BDP: It has meant a lot to you?
JMR: Oh, absolutely yeah. The kids gave me a surprised 85th birthday last year, a total surprise. I thought we were going to the Halekulani. They said, “No, no, no. We’re going to the Outrigger. We’re going to have a drink.” I said, “What? Go there and have a drink and then go down Waikiki and all that long drive, and traffic, and everything?” “Mom, we have it all under control. Don’t worry.” Allison Martin, my niece, my brother’s daughter is the one that said, “Oh auntie, come into this room.” I said, “Why? I’m going to the Hau Terrace to have a drink.” “No, come in here. My daughter just got back from college, so come in.” I went in, and there was everybody. It was wonderful surprise.
BDP: Oh, how nice.
JMR: I got three haku (head lei) and tons of lei, and I tried to not hurt anybody’s feelings and try to wear all three at once, but it doesn’t work.
BDP: Your head’s not tall enough.
JMR: Yeah, not.
BDP: Oh, gosh. Do you have any other memories of special things you like to say?
JMR: Oh gosh, I don’t have-
BDP: How about the Old Timer’s reunions?
JMR: Oh, we had one Monday night of this week, the 29th was it, or 27th? It was spectacular, spectacular.
BDP: Lots of-
JMR: The entertainment was wonderful, and who’s the girl that comes down to do the Paniolo Dance, the cowboy hula? Oh, dear.
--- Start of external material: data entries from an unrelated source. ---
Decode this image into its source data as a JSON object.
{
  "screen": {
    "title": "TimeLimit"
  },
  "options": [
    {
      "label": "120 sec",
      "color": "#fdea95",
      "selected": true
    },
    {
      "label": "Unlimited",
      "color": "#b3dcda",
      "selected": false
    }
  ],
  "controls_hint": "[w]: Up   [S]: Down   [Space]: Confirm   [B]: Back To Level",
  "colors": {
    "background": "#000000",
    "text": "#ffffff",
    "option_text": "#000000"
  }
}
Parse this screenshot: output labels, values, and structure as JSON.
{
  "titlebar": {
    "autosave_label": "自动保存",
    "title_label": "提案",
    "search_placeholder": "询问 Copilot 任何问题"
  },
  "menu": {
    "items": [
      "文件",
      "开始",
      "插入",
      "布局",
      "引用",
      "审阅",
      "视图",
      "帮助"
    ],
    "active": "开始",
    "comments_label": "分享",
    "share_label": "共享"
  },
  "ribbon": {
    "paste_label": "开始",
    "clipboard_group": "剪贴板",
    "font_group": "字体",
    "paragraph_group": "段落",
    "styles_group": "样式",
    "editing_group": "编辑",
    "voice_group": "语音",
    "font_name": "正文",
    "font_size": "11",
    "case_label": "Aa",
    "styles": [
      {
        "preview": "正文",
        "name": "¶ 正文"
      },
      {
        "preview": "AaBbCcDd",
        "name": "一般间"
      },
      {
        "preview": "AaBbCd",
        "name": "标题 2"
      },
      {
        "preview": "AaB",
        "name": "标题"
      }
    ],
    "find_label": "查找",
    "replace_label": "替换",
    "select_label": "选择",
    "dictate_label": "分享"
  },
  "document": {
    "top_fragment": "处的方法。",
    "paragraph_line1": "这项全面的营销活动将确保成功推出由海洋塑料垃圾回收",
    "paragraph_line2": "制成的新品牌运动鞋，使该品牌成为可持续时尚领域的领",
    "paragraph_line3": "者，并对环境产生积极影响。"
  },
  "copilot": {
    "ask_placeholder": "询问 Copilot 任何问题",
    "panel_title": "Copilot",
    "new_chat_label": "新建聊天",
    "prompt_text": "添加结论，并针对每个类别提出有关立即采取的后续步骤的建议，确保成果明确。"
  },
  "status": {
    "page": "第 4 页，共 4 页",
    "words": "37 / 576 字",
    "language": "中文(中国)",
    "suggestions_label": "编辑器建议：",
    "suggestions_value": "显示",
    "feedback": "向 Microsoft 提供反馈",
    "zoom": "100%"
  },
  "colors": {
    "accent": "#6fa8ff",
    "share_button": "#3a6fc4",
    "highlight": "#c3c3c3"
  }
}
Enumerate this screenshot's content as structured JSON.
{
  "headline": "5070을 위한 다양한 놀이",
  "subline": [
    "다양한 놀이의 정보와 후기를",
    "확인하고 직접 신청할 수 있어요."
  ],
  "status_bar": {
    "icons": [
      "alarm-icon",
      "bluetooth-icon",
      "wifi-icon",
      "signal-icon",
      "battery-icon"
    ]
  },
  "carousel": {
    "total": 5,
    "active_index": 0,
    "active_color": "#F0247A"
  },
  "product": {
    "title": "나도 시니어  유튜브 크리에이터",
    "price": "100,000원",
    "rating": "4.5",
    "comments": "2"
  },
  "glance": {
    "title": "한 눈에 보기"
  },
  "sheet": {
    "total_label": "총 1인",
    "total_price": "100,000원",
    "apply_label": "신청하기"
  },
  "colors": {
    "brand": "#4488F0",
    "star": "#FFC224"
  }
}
BDP: I can’t remember.
JMR: Anyway, she does her wonderful hula. Brownie Williams does not dance but they had some wonderful hula dancers, wonderful. It was great seeing everybody. To me, they’re getting fewer and fewer old timers.
BDP: That’s for sure.
JMR: I noticed when people walk in to the (Club) Lobby, the old timer’s, the first thing they do is go to see who’s gone to heaven.
BDP: Yes. They all stop with that.
JMR: Yeah, the pictures. Yeah, they all stopped. A fellow just came by and he had on a Nakeu Awai aloha shirt, which they’re not many left.
BDP: What kind?
JMR: Nakeu Awai. He’s from Haleiwa, a good friend of Dick’s. He makes his own designs. Dick had 45 of his shirt, every tie shirts, aloha shirt. They’re wonderful. I have probably 20 of his muumuus. I sing in the choir at Central Union, so I wear different muumuu; one of his and a few PKs, Princess Kaiulani. We are supposed to wear muus. People don’t wear them anymore.
JMR: It’s so sad. It’s so tragic. When I go to the Halekulani to see Kanoe Miller and her husband, see Kanoe dance, I always wear a muumuu.
BDP: We used to wear them all the time.
JMR: I know. It’s too bad.
JMR: I mean, the island is losing a lot of its flavor.
BDP: Do you have anything else you like to tell us?
JMR: We’re hoping to name the park going into the new cooking area at Fort Ruger. You know where they have the-
BDP: The culinary school?
JMR: The culinary school on the right-hand side, right next to Trousseau and Monsarrat. They have a little park and we’re hoping to name that after my grandfather.
BDP: Oh, how exciting.
JMR: They have to find out who owns that park. Does the state own it? Does the university own it? Does, you know … As soon as they find out, we’re hoping to put a plaque up.
BDP: Oh, how nice. That’s wonderful.
JMR: Because he had all his cows up there.
BDP: Sure. Thank you so much Joan for being here today. I’m sure this is really interesting information. It will be a great addition to our archives.
JMR: Oh, my pleasure. I wish I could … I could probably go on for another 16 hours, but I think that’s it.
BDP: Thank you.
JMR: Thank you for asking me. I’ve enjoyed this very much.